Each human being who reaches out into the void seeking the divine cannot ever expect to understand the wholeness of God / Goddess / Universe / Great Spirit / the All. But in our little space, at the boundary between our short, incarnate existence and the vast eternity of divine energy, we find our face of God. Like the ocean, it changes over time, waves shifting the shape of our lives as we adjust and grow in our relationship. And while many people may gather at the same beach, but have different experiences of the ocean, so too may many people gather together in fellowship and yet remain separated by the different faces they see in God.

People can shape God as well, just as humans can shift the land where the ocean meets them. We shape the stories and the perceptions, the expectations and visual imagery. Over time this shaping can become powerful and deeply ingrained. But they are still open to interpretation.

We need these interpretations. The immensity of the divine energy is just too big to engage and feel the comfort and solace that religion offers. Having a personal relationship with God is only possible when God is squeezed down a bit, into a form that we can conceptualize having a personal relationship with. So we humanize the divine energy. Some religions are monotheistic, and give one face of God their full attention. While others simply spread out the realms of symbolic control, creating multiple faces and personalities for us to engage.

Whether your face of the divine is a multi-armed Hindu deity, the kami of the stream near your home, the Virgin of Guadalupe, or your own higher spirit, we are all just seeking a personified form to engage with. As we are made by divine energy, the worship and energy of human beings creates a real and tangible presence for the forms and faces that we have created for the divine. These faces of God are not stagnant, but they can and do exist separately and distinctly from our own personal experience because they are and have been conceived of by other human beings. With each ritual calling, we are making and remaking our Gods just as they are making and remaking us.

In the end, I believe that divine energy is the sum of all of us, along with all the animals and the plants and the whole wide universe.
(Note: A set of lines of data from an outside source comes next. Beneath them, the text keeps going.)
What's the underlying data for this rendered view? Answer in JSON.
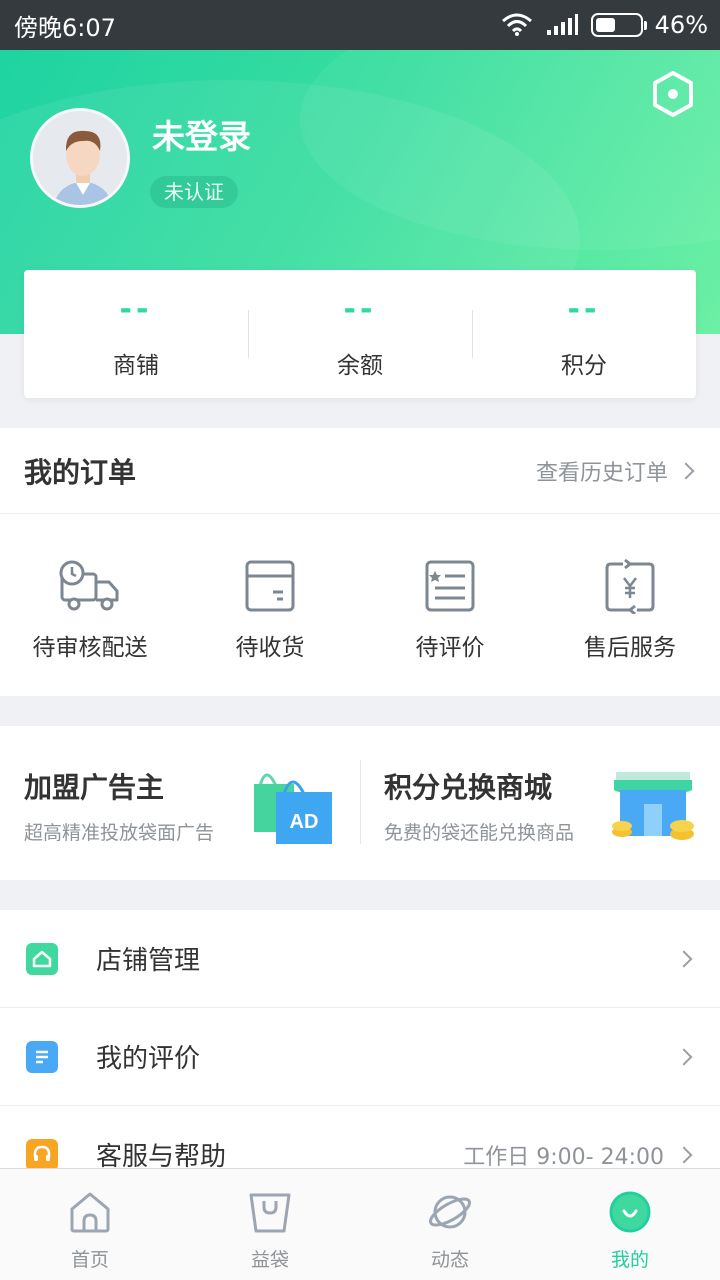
{
  "status_bar": {
    "time": "傍晚6:07",
    "battery": "46%",
    "battery_level": 0.46
  },
  "profile": {
    "name": "未登录",
    "badge": "未认证"
  },
  "stats": [
    {
      "value": "--",
      "label": "商铺"
    },
    {
      "value": "--",
      "label": "余额"
    },
    {
      "value": "--",
      "label": "积分"
    }
  ],
  "orders": {
    "title": "我的订单",
    "history_link": "查看历史订单",
    "items": [
      {
        "label": "待审核配送",
        "icon": "delivery-truck-icon"
      },
      {
        "label": "待收货",
        "icon": "package-box-icon"
      },
      {
        "label": "待评价",
        "icon": "review-form-icon"
      },
      {
        "label": "售后服务",
        "icon": "refund-yuan-icon"
      }
    ]
  },
  "promos": [
    {
      "title": "加盟广告主",
      "subtitle": "超高精准投放袋面广告",
      "image": "ad-shopping-bags",
      "image_text": "AD"
    },
    {
      "title": "积分兑换商城",
      "subtitle": "免费的袋还能兑换商品",
      "image": "store-with-coins"
    }
  ],
  "menu": [
    {
      "label": "店铺管理",
      "icon": "store-home-icon",
      "color": "#3fd9a0",
      "extra": ""
    },
    {
      "label": "我的评价",
      "icon": "review-list-icon",
      "color": "#4aa9f5",
      "extra": ""
    },
    {
      "label": "客服与帮助",
      "icon": "headset-icon",
      "color": "#f6a623",
      "extra": "工作日 9:00- 24:00"
    }
  ],
  "tabs": [
    {
      "label": "首页",
      "icon": "home-icon",
      "active": false
    },
    {
      "label": "益袋",
      "icon": "bag-icon",
      "active": false
    },
    {
      "label": "动态",
      "icon": "planet-icon",
      "active": false
    },
    {
      "label": "我的",
      "icon": "smile-profile-icon",
      "active": true
    }
  ],
  "colors": {
    "accent": "#22cfa0",
    "status_bar": "#353a3e"
  }
}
It is the spark of distant stars and the reproduction of the smallest bacteria. It is life and death and the shifting movement of existence here and everywhere, in this moment and in all moments before and after it. I believe that this whole is greater than the sum of these little parts and that collectively, we are conscious. I believe in a pattern, a tapestry of life in which we all play our part. We can make choices in this, but we have a part to play and there are pieces in our lives that guide us. And in all of this, different Gods are just convenient faces, ways to engage an unknowable energy.

The way I see it, God doesn’t care or even acknowledge the differences in our practices. Only human beings, with our limited sight and infinite distractions, could come up with a way to make such a small difference into a reason for centuries of war, dominance, and animosity.